Is this your first trip to Iceland? And will it be the last?

This is my first trip to Iceland and it is certainly not the last. I will be returning and for a much longer period of time, there’s so much more I want to see and do again! It’s one of my favourite places and I can’t count the amount of times I’ve recommended it. It was also my first time travelling alone and I couldn’t have picked a better place. I met so many great people, both Icelanders and fellow travellers, and there was something special about my time there. I can’t quite put my finger on it, or describe it in words, there was just a good-natured buzz to the whole trip.

Can you tell me a bit more about the Iceland dog-sledding video? Some of the spots where it was filmed, some anecdotes on the places, favorite spots?

The first part is a series of clips from time spent wandering around Reykjavik. There’s so many little gems to be unearthed from the quirky cafe menus, to the museums to the quaint and cosy coffee shops. The second half focuses on my excursions outside of Reykjavik. I have to start with the dogsledding as it’s my fondest memory. We drove to Skálafell and took another truck out to get closer to the Greenlandic huskies. It was so surreal seeing them through the window and once out, I couldn’t quite believe what was about to happen – dogsledding with huskies on endless white snow. I remember thinking I couldn’t be more far away from London. The dogs made it all the more worthwhile and despite my hands literally freezing, I didn’t want it to end.


Another one of my highlights was hiking around Reykjadalur. It was a beautiful hike, we got to see such a contrast of landscapes from intense greenery, to steam valleys, to magical waterfalls, to natural hot springs which we of course took a dip in.

You’ll also see clips from our visit to Jökulsárlón. For me, this was one of the most beautiful examples of Iceland’s natural gems. The view was unbelievable and definitely worth the lengthy drive from Reykjavik. On the way back we stopped at Seljalandsfoss. It was almost hypnotic watching this waterfall and the more waterfalls I saw, the more amazed I was at the unique settings they resided in.


The rest of the footage is taken from the iconic Golden Circle route, Þingvellir, Geysir and Gullfoss. There was so much more I could’ve filmed but it would almost be criminal to not just take everything in with my own eyes and give the camera a break.


Did you hear any stories about the places? There is a lot of folklore about basically every spot.

During one venture into a lava tube cave the tour told us that these were believed to be home of trolls and elves.

Although it was summer when I visited, someone once told me deep into winter when the days are extremely dark is when you’ll find elves dancing in the Northern lights.

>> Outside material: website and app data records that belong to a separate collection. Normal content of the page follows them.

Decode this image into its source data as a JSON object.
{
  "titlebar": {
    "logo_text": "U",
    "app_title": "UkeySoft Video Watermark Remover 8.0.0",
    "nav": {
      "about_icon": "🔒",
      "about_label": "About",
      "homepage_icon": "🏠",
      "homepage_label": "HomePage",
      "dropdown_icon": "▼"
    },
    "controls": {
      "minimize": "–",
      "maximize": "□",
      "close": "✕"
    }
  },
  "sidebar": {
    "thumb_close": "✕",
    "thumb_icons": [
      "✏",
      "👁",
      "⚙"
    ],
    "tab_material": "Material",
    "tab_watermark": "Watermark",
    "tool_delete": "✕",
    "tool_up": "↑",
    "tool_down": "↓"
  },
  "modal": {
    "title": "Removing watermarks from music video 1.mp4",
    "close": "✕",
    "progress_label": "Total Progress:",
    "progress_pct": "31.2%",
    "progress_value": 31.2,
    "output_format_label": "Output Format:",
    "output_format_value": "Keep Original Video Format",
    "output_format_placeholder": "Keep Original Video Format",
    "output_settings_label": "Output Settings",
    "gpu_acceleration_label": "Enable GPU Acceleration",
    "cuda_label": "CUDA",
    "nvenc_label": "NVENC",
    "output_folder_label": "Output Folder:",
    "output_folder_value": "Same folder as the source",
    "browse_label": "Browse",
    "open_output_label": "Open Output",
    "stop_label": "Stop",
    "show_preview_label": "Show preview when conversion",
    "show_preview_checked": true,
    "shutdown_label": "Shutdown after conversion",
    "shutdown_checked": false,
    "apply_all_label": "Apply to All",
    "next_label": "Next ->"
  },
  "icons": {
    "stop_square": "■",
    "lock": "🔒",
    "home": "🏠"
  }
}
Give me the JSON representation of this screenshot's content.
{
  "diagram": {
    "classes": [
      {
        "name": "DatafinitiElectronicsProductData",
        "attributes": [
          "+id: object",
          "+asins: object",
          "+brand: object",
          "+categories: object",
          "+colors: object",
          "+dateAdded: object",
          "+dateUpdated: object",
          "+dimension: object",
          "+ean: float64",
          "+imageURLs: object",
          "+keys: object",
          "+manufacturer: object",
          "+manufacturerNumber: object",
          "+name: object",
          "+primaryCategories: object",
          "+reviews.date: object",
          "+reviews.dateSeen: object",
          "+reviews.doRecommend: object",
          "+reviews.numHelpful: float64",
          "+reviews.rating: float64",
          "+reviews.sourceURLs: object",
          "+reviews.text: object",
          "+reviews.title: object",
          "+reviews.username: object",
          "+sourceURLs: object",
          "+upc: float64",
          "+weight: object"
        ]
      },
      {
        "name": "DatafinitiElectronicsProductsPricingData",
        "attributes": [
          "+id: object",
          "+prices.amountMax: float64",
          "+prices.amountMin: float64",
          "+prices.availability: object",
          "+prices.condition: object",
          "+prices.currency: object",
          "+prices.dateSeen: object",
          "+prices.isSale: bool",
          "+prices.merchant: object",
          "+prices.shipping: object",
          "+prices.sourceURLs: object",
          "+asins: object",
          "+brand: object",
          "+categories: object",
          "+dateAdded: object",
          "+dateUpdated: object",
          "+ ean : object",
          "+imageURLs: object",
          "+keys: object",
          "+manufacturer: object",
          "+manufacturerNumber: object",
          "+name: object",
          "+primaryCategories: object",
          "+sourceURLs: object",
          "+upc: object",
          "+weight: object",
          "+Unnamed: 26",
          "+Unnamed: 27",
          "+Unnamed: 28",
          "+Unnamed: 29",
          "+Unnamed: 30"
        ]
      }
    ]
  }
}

I couldn’t believe there was even an elf school in Reykjavik! (editor: we don’t really believe in elves but they sure make for good stories)

A question we almost always ask: What advice would you have to people coming to Iceland for the first time?

Hire a car and don’t plan too much in advance. I loved the atmosphere in Reykjavik, and stayed in hands down what’s my favorite hostel of all time (KEX). But my best days there were the ones where my roommates and I would decide to rent a car and drive. We would google a place, get a car and ask the hostel reception for directions. There’s a certain level of planning you can. But believe me, day to day you’ll meet someone new who’ll recommend a new destionatin. It will happen again, and again. You will find yourself having to move things around wishing you hadn’t made any commitments.

One other piece of advice is to be ready to continuously stop along the way. You’ll pass waterfalls, see beautiful horses in the distance that you’ll want to get closer to. Stop again to take in an amazing view over a cliff. If you’re travelling in summer like I did, you’ll park up and enjoy the midnight sun. The landscape is so diverse. We’d go walking at all hours in search of views and were never left disappointed. I’m not the most patient person in the world. But I had all the time in the world for the Icelandic landscape.

Photos courtesy of Gemma Suyat